>I think this is an important video, telling the story about how one man’s faith in God is replaced (to some extent) by the internet. It’s where religion becomes the interconnectedness of separate individuals working for good. There are a lot of very Christian themes that come through this talk and I think it’s an important video to watch.
It might make you tear up.
It might make you want to tell him all about Jesus.
It might make you wonder where the church is in the story.
It might help you see technology in a new way.
You might just agree with everything he says.
(Also, know that you might be asked to offer up an email address in order to watch more than about five minutes of it.)

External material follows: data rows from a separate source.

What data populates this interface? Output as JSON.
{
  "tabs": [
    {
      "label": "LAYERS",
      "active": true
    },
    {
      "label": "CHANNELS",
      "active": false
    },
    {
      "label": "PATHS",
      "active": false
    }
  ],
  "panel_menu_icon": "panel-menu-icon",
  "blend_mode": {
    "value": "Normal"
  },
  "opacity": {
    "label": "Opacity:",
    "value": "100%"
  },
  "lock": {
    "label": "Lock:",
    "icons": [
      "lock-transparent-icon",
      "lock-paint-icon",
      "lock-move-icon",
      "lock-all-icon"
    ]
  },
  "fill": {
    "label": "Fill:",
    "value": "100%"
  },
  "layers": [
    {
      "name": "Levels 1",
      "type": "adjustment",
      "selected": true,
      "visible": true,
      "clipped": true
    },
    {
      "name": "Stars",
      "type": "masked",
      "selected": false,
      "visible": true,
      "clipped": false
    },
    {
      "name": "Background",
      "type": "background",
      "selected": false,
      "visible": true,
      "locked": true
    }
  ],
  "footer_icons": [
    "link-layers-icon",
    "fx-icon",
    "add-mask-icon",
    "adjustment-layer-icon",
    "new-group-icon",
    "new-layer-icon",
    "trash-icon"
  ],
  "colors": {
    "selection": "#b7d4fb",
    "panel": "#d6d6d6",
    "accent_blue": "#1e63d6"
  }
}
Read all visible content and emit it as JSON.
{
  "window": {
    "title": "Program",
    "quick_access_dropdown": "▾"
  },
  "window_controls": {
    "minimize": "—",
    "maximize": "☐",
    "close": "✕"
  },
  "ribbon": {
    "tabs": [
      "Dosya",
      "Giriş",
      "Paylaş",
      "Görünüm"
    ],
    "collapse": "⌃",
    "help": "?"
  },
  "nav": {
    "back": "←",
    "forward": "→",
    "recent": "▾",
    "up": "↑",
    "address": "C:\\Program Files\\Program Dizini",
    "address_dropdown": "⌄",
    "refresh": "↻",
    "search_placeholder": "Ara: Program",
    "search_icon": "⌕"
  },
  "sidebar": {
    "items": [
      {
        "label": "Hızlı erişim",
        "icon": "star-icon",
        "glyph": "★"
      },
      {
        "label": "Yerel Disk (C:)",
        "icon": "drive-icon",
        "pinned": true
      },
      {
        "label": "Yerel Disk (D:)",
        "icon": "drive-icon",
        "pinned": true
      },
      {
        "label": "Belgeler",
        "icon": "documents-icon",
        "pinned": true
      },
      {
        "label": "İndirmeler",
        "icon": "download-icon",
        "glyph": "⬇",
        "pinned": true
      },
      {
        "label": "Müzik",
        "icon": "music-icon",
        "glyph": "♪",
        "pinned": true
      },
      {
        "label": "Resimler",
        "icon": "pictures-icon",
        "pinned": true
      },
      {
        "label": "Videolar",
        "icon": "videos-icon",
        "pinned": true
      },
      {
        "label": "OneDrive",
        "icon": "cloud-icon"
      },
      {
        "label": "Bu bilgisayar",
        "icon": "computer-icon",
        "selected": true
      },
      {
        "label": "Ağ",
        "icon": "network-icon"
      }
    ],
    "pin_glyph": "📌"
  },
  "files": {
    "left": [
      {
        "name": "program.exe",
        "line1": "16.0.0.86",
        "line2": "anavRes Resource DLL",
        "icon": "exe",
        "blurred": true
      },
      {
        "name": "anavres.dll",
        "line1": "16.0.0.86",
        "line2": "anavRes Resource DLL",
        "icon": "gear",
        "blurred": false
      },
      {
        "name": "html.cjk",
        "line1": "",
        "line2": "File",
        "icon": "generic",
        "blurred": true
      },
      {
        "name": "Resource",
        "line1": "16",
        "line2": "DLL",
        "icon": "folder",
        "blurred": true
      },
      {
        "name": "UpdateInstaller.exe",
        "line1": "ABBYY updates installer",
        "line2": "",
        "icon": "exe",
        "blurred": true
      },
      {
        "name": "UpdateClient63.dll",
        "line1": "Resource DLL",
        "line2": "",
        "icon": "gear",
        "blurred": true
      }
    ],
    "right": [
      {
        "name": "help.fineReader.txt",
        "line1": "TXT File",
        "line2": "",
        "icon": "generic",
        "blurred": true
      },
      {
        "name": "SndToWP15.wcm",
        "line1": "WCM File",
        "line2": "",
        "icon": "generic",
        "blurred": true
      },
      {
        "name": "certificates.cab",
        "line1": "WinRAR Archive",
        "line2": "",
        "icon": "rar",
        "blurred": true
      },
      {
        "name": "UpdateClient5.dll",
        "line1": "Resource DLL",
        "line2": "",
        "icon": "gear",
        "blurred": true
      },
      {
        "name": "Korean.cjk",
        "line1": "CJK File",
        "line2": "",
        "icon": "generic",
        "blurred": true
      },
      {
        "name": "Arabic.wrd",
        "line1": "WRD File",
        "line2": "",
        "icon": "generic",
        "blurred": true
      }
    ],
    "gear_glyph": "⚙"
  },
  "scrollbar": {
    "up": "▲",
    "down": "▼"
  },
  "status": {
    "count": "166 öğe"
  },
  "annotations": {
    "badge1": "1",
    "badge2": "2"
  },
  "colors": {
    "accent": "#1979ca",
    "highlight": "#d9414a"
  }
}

HT/Matthew Paul Turner
>To THIS in the afternoon.
God’s in charge here.
>Image by Lori Rivera via FlickrJennifer Fulwiler is reflecting on “The Our Father” during Lent. I just started reading some of her reflections today, having had it in my “Read It Later” file for some time.
I loved this.
It’s plural. When Jesus’ disciples asked him how to pray, he put the words of a collective prayer on their tongues. He instructed his followers to address their Father as a family.
Once I understood this, it answered so many of my questions. Yes, it would be more efficient if God simply revealed himself to each one of us and told us whatever we needed to know. But if he did that, what would happen? We would withdraw from one another. Our natural human tendencies toward selfishness and self-centeredness would creep in until we each lived on our own little islands. And so he came up with the perfect plan:
The entirety of God’s revelation to man occurs through other people. In other words: we have to draw near to one another to get to him.
>Don’t worship in order to reach the unchurched. Worship because God is holy, worth it, and deserves it.
She has a way of taking this complex issue and making it simpler.